Aim of the exercise
Going through the listing below, tally the lines that contain the word "date" and give only that figure.

==== Information given ====

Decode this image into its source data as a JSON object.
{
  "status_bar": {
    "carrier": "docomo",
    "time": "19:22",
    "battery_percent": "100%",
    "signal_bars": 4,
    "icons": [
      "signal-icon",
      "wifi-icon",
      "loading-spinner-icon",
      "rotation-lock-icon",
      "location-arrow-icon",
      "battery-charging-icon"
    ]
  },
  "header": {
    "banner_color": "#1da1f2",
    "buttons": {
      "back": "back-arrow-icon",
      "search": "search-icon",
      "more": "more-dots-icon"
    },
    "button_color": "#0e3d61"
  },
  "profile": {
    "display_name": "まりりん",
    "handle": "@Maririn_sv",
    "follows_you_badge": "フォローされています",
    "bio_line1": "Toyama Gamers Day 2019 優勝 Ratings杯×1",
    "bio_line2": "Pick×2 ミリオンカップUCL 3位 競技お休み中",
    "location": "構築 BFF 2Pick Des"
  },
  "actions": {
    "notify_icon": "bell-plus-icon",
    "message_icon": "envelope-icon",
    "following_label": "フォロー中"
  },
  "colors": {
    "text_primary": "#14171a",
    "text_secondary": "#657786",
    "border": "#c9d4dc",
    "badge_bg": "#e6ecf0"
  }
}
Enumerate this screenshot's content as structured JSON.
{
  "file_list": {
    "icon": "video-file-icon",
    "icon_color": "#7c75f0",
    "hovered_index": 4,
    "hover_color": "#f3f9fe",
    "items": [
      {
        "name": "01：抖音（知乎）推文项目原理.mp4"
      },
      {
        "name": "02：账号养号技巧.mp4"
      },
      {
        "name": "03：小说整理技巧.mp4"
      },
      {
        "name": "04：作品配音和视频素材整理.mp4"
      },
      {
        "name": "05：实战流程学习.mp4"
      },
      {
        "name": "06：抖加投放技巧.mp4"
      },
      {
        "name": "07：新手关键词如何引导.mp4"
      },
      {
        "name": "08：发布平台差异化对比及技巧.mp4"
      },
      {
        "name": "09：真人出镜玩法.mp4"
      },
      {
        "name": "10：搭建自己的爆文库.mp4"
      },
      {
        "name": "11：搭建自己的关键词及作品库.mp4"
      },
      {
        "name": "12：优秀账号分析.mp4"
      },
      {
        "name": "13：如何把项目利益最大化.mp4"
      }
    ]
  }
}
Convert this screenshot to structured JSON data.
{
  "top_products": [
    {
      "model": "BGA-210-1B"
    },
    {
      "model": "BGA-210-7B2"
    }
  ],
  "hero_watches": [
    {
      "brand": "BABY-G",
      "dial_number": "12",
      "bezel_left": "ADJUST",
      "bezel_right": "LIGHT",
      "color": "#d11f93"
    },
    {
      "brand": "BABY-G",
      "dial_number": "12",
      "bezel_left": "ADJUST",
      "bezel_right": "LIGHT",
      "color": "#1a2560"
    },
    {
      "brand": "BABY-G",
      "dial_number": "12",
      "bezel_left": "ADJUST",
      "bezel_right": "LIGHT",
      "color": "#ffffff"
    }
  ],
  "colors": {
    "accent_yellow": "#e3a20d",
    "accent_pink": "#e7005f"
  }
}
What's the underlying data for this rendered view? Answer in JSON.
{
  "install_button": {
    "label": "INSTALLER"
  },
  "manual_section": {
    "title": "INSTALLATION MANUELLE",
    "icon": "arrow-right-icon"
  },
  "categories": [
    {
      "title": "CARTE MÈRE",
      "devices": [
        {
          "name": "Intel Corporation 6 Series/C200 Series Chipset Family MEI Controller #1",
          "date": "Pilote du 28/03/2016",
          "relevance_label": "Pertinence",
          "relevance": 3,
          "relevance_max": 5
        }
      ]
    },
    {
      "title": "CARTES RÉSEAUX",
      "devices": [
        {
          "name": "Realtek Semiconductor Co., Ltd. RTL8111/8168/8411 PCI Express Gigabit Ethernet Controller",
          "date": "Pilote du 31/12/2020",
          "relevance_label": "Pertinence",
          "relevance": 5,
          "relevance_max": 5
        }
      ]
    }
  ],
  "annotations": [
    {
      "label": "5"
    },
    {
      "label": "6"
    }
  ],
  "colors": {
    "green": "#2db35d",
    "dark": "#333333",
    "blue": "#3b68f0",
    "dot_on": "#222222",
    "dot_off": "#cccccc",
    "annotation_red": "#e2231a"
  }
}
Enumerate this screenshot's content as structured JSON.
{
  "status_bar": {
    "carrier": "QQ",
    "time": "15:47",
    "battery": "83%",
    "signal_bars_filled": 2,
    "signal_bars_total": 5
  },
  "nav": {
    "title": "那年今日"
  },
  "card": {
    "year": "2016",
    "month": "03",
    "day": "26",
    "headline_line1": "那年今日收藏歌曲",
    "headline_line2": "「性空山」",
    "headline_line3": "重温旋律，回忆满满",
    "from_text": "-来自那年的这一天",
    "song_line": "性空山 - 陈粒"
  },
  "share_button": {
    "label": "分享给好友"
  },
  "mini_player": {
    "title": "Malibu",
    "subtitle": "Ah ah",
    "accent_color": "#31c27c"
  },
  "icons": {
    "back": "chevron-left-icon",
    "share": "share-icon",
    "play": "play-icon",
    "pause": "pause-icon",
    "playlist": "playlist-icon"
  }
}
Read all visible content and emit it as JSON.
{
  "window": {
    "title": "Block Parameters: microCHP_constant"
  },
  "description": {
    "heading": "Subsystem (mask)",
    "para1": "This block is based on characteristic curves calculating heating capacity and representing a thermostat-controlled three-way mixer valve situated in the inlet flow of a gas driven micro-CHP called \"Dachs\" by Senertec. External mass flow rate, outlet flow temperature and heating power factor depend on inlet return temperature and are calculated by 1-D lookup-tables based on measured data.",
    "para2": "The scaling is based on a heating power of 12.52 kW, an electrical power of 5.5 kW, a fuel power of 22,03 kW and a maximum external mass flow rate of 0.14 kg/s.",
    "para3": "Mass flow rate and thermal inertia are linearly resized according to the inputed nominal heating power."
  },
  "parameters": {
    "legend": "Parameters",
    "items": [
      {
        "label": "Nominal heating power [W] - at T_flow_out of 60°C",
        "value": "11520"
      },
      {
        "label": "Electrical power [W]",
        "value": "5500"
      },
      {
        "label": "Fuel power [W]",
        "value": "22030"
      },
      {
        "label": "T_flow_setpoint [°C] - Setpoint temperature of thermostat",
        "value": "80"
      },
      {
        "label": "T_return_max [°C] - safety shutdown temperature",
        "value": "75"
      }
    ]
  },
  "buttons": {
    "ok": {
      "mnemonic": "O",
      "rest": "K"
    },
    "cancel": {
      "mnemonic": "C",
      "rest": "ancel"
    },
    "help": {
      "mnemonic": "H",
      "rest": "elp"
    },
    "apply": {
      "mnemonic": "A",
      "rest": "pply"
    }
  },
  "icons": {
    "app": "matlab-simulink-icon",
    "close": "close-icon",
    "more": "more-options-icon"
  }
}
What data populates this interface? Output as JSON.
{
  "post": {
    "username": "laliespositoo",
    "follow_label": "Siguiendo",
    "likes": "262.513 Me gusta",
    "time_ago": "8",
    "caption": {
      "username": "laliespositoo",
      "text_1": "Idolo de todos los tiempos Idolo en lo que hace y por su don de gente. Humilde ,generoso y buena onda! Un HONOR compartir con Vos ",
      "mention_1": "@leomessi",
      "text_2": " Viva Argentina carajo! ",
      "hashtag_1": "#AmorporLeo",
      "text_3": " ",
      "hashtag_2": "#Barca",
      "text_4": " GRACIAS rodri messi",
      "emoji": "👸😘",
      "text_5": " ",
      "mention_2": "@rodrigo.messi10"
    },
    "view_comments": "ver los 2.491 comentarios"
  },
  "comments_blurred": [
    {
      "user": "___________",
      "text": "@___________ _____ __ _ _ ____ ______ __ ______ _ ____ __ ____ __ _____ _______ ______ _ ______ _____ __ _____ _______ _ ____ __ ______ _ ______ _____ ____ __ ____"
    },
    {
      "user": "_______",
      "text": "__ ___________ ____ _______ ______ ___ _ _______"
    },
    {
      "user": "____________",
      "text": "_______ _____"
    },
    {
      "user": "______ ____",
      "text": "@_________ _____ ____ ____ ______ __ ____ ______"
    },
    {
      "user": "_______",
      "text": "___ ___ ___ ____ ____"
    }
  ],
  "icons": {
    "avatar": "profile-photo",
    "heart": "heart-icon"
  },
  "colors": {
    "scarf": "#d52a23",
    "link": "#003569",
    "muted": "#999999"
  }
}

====

Solution
2